Keir Starmer accused Conservatives of having a “blind spot” on LGBT+ issues, including the conversion therapy ban delay, after several government advisers resigned over Tory “hostilities” towards LGBT+ people.
Three members of the government’s LGBT Advisory Panel has quit in the last two days, saying the government created a “hostile environment” for LGBT+ people and that ministers are ignorant or uncaring of issues affecting the community.
“The lack of engagement … coupled with the rhetoric used in ministerial statements, leaves me with no confidence that the UK government wishes to protect the existing quality of life and human rights of LGBT+ people,” wrote adviser James Morton in a damning resignation letter.
Starmer addressed the growing scandal at a Labour campaign launch on Thursday (11 March), where he pointed to “pattern of behaviour” from Boris Johnson’s administration.
“The government has clearly got a blind spot here,” he said. “It’s got a problem and the prime minister needs to address it, not least because it’s a pattern of behaviour.”
MP Marsha de Cordova, Labour’s shadow equalities secretary, added her voice to the mounting criticism.
“To lose one advisor could be regarded as misfortune, but three is a clear statement that this Government does not understand, let alone care about, inequalities or the great harm that is being faced by LGBT+ people,” she said in a statement.
“The prime minister must act now to address these escalating issues. Further inaction is simply not acceptable.”
The catalyst for complaints was the government’s apparent reluctance to legislate against conversion therapy, highlighted in Monday’s (8 March) parliament debate, almost 1,000 days since the Tories first pledged to “eradicate” the torturous practice.
Keir Starmer described so-called conversion therapy as “abhorrent” and stated that Labour would enact a ban “in law”.
“We’re 100 percent against it,” he confirmed.
It marked a clear difference between the government’s oft-stated yet still undelivered pledge to “end” the practice, rather than implementing an outright ban.
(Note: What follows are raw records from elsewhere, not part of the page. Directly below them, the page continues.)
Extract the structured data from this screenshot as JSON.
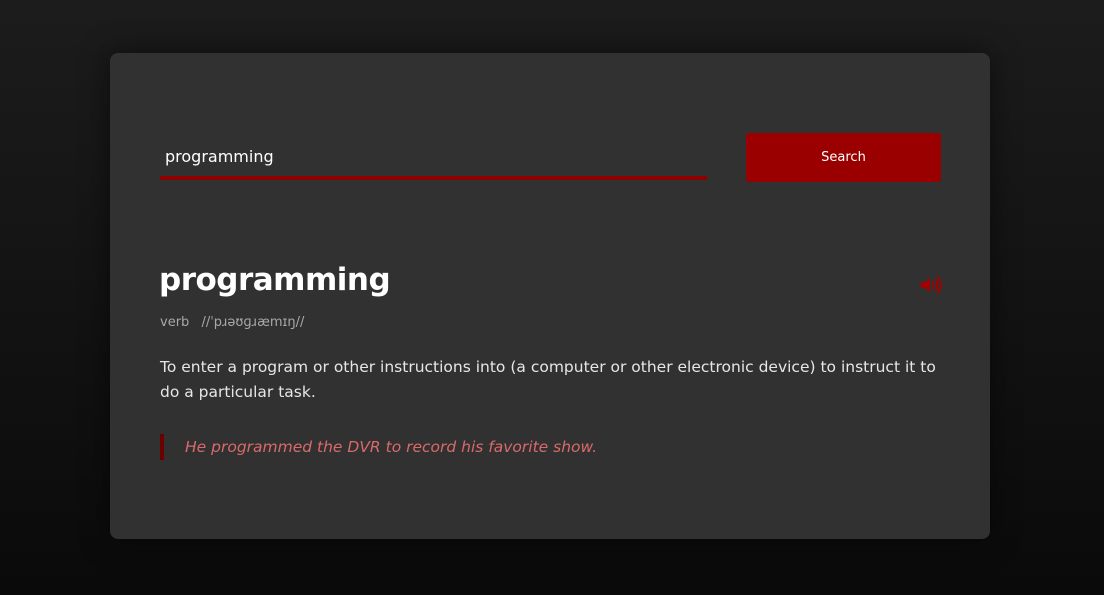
{
  "search": {
    "value": "programming",
    "button_label": "Search"
  },
  "result": {
    "word": "programming",
    "part_of_speech": "verb",
    "phonetic": "//ˈpɹəʊɡɹæmɪŋ//",
    "definition": "To enter a program or other instructions into (a computer or other electronic device) to instruct it to do a particular task.",
    "example": "He programmed the DVR to record his favorite show."
  },
  "icons": {
    "pronounce": "speaker-icon"
  },
  "colors": {
    "accent": "#9a0000",
    "card": "#313131",
    "example_text": "#d96a6a"
  }
}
Campaigners say only a complete ban will ensure the safety of vulnerable people, who often consent to the therapy without realising the damage it does, while vague promises to “end” it leave openings for religious and spiritual forms of the practise.
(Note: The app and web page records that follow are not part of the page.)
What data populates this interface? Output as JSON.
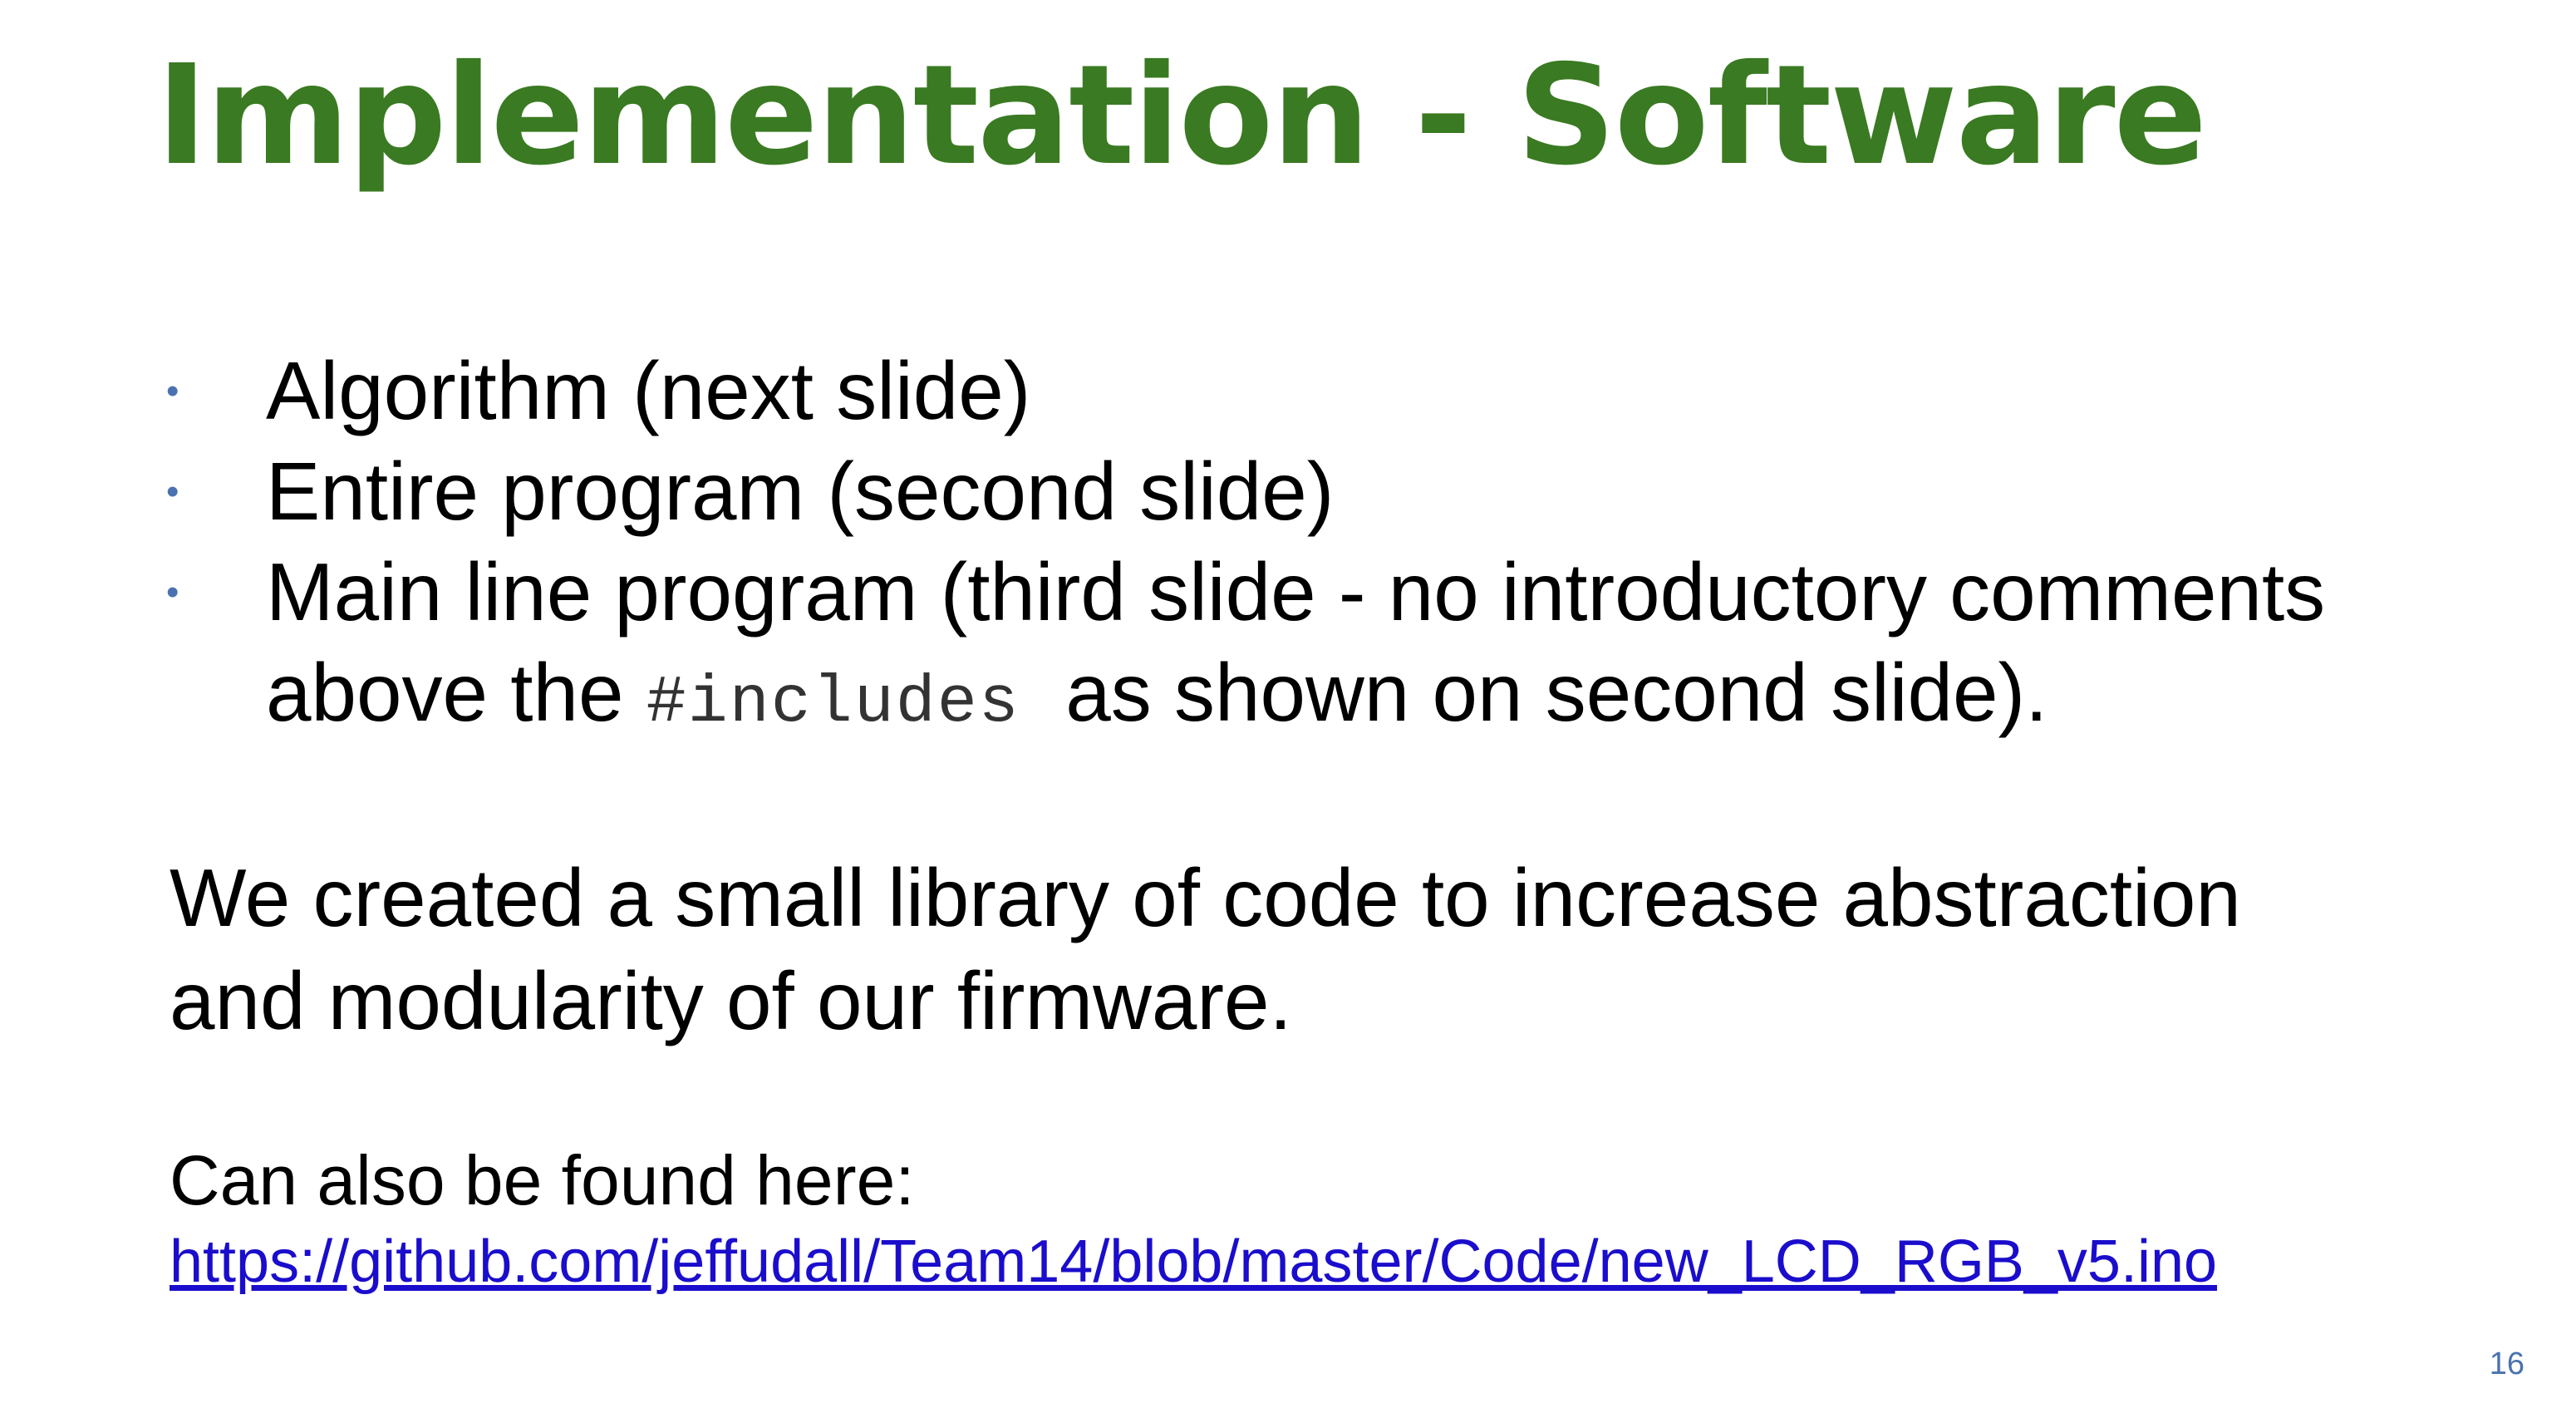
{
  "slide": {
    "title": "Implementation - Software",
    "bullets": [
      {
        "text": "Algorithm (next slide)"
      },
      {
        "text": "Entire program (second slide)"
      },
      {
        "text": "Main line program (third slide - no introductory comments"
      },
      {
        "before": "above the ",
        "code": "#includes",
        "after": "  as shown on second slide)."
      }
    ],
    "bullet_glyph": "•",
    "paragraph_line1": "We created a small library of code to increase abstraction",
    "paragraph_line2": "and modularity of our firmware.",
    "also_found_label": "Can also be found here:",
    "link_url": "https://github.com/jeffudall/Team14/blob/master/Code/new_LCD_RGB_v5.ino",
    "page_number": "16"
  },
  "colors": {
    "title": "#3a7a22",
    "bullet": "#4a72b0",
    "link": "#1a0dcc",
    "page_number": "#4a72b0",
    "text": "#000000",
    "background": "#ffffff"
  }
}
Either way the government is still refusing to give a timeline on when any form of conversion therapy legislation is likely to be advanced, almost three years after the issue was first raised in their LGBT+ Action Plan.
Stonewall CEO Nancy Kelley said it was “upsetting” to hear that LGBT+ advisers felt they had to resign in response to the government’s continued lack of action on conversion therapy.
“We stand in solidarity with them and are grateful for all the work they have done to hold the government to account, work that we will all continue to do as we fight for LGBT+ equality,” she said.
“It is appalling that in 2021 our communities are still being subjected to these harmful practices, putting lesbian, gay, bi, trans, queer, intersex and asexual people at risk of lifelong trauma.
“In the last week alone, almost 20,000 people have emailed their MPs and urged the UK government to stop dragging its feet and bring in a full legislative ban of LGBTQIA+ conversion therapy.
“The trust and support of our communities cannot be taken for granted. It has been almost one thousand days since the UK government promised to ban conversion therapy, but actions speak louder than words. We have waited long enough, now is the time for the UK government to act.”